Requirement: Copy out each line of the material in which the word "true" can be found.

Record set:
::::::::::

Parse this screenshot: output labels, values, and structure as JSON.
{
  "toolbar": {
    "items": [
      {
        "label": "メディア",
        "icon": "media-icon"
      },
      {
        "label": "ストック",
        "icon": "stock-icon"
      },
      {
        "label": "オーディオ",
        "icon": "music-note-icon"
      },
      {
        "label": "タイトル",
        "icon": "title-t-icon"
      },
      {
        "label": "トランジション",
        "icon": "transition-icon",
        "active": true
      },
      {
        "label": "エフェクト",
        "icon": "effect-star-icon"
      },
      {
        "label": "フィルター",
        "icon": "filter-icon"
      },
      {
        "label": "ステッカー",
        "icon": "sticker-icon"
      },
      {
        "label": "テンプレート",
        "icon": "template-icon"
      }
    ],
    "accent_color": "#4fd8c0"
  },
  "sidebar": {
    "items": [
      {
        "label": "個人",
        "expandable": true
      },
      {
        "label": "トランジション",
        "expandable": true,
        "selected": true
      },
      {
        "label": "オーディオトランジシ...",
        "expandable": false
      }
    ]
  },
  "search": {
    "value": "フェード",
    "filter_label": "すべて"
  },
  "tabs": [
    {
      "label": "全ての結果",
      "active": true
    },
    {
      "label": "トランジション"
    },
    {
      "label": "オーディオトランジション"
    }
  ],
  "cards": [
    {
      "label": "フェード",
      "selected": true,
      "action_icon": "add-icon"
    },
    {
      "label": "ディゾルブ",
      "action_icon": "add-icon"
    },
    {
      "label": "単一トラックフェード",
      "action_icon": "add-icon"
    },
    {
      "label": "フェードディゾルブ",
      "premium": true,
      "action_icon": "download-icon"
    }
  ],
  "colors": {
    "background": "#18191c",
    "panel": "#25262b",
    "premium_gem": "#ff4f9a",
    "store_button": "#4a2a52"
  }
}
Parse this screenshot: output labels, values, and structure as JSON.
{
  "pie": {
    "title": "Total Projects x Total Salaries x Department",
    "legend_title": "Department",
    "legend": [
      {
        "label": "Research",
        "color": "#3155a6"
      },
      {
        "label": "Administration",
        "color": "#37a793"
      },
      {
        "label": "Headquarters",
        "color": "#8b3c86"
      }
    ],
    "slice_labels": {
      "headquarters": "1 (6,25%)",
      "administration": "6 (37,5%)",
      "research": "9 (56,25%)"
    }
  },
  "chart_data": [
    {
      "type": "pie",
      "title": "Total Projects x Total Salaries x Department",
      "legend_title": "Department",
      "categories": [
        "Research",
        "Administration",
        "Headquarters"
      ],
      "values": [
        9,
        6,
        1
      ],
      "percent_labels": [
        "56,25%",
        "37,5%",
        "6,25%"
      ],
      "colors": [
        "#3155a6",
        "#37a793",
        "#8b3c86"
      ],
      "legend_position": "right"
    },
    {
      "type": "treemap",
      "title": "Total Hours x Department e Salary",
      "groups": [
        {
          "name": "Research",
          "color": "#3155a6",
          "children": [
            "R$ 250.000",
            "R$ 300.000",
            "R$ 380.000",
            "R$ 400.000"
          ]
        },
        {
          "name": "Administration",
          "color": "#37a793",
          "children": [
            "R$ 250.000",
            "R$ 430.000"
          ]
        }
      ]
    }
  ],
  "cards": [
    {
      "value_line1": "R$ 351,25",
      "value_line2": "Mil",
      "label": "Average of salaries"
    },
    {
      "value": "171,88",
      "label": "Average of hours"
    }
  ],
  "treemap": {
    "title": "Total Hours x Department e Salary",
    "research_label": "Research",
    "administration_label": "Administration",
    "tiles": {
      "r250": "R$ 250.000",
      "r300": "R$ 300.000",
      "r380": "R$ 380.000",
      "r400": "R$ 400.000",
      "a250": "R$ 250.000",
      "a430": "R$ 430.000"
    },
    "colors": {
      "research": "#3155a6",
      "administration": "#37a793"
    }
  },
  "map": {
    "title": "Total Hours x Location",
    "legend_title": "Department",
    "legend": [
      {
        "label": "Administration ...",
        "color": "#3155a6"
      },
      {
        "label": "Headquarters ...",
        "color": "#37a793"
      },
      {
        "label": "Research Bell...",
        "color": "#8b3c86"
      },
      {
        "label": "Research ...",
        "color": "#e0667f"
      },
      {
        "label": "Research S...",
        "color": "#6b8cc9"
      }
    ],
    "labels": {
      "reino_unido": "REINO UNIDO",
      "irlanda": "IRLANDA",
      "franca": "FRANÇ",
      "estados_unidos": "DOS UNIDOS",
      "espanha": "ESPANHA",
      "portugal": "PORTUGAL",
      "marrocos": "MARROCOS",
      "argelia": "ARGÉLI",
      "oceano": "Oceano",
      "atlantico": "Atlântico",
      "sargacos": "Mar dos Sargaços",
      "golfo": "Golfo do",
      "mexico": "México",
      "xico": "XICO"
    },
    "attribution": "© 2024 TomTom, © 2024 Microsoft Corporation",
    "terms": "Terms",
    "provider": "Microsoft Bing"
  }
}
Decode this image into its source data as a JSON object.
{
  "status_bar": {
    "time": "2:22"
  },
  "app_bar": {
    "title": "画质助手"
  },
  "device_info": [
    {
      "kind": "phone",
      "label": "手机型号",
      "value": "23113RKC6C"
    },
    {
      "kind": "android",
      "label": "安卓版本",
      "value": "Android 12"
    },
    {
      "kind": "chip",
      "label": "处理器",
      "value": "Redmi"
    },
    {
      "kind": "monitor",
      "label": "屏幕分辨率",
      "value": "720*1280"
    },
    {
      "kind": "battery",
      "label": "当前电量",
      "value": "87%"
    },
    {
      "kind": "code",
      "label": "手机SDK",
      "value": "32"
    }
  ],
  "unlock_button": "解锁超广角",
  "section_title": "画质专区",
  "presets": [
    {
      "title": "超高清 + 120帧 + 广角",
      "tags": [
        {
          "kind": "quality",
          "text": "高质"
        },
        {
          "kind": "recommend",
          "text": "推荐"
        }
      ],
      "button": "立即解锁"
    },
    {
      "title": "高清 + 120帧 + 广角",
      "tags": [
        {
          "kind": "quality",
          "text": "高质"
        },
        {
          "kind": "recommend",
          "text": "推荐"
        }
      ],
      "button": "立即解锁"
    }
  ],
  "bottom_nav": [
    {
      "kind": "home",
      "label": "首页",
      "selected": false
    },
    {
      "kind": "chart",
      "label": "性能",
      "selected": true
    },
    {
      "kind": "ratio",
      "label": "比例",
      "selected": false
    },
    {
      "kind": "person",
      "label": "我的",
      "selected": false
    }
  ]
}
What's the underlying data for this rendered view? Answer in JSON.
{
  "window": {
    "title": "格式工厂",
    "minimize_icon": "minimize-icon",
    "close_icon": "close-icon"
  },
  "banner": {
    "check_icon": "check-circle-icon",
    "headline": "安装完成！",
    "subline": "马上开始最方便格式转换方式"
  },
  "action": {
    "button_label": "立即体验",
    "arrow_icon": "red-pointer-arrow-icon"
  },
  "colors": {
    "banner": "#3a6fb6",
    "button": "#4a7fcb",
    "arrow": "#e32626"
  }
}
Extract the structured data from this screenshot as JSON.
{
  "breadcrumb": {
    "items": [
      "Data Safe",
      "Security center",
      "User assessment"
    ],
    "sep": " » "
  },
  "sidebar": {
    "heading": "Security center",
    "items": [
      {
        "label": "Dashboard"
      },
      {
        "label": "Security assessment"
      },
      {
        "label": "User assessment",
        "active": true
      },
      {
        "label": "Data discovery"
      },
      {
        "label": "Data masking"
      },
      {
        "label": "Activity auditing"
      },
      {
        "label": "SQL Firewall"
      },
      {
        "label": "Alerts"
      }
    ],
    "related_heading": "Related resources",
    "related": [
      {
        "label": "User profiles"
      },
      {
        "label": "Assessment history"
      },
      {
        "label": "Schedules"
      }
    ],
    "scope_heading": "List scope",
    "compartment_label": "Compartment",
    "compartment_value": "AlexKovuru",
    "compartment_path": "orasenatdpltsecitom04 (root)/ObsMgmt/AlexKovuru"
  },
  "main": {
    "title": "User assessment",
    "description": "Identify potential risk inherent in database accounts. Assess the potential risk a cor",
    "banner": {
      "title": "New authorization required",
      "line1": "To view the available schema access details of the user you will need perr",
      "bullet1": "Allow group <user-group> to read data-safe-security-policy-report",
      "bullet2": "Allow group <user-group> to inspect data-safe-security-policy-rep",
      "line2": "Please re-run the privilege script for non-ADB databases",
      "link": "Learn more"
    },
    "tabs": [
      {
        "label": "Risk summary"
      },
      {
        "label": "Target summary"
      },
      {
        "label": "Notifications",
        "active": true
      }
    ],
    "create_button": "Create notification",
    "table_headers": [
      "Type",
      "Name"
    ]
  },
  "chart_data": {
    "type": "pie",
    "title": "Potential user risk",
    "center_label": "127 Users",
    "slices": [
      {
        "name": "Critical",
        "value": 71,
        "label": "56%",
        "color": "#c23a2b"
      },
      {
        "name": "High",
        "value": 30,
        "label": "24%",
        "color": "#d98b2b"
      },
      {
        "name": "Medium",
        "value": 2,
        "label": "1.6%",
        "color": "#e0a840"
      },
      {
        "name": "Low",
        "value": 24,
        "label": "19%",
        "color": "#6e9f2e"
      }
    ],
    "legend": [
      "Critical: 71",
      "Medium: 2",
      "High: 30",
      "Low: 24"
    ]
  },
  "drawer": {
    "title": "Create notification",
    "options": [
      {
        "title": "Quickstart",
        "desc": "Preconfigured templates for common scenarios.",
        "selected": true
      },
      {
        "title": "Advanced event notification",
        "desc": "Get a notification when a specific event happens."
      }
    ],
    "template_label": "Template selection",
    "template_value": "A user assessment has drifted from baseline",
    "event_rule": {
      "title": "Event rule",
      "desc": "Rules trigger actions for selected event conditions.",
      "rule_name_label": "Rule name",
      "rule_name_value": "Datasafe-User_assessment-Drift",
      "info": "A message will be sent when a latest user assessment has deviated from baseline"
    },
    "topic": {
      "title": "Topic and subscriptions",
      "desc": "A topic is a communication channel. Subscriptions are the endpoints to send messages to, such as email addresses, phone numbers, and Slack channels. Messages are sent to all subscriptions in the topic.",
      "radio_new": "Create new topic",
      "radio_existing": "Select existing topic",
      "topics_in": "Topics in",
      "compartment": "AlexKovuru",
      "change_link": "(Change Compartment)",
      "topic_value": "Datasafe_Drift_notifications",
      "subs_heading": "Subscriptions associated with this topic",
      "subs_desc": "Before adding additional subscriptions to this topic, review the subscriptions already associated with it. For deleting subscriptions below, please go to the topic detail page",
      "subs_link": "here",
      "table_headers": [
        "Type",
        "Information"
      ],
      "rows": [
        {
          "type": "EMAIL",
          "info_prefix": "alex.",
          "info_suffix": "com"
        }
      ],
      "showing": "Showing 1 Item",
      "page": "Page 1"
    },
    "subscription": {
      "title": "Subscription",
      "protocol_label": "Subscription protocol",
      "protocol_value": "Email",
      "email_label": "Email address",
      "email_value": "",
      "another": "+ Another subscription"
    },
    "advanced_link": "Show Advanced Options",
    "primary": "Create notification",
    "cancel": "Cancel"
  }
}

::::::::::

Solution to this task:
        "active": true
        "expandable": true
        "expandable": true,
        "selected": true
      "active": true
      "selected": true,
      "premium": true,
      "selected": true
        "active": true
        "active": true
        "selected": true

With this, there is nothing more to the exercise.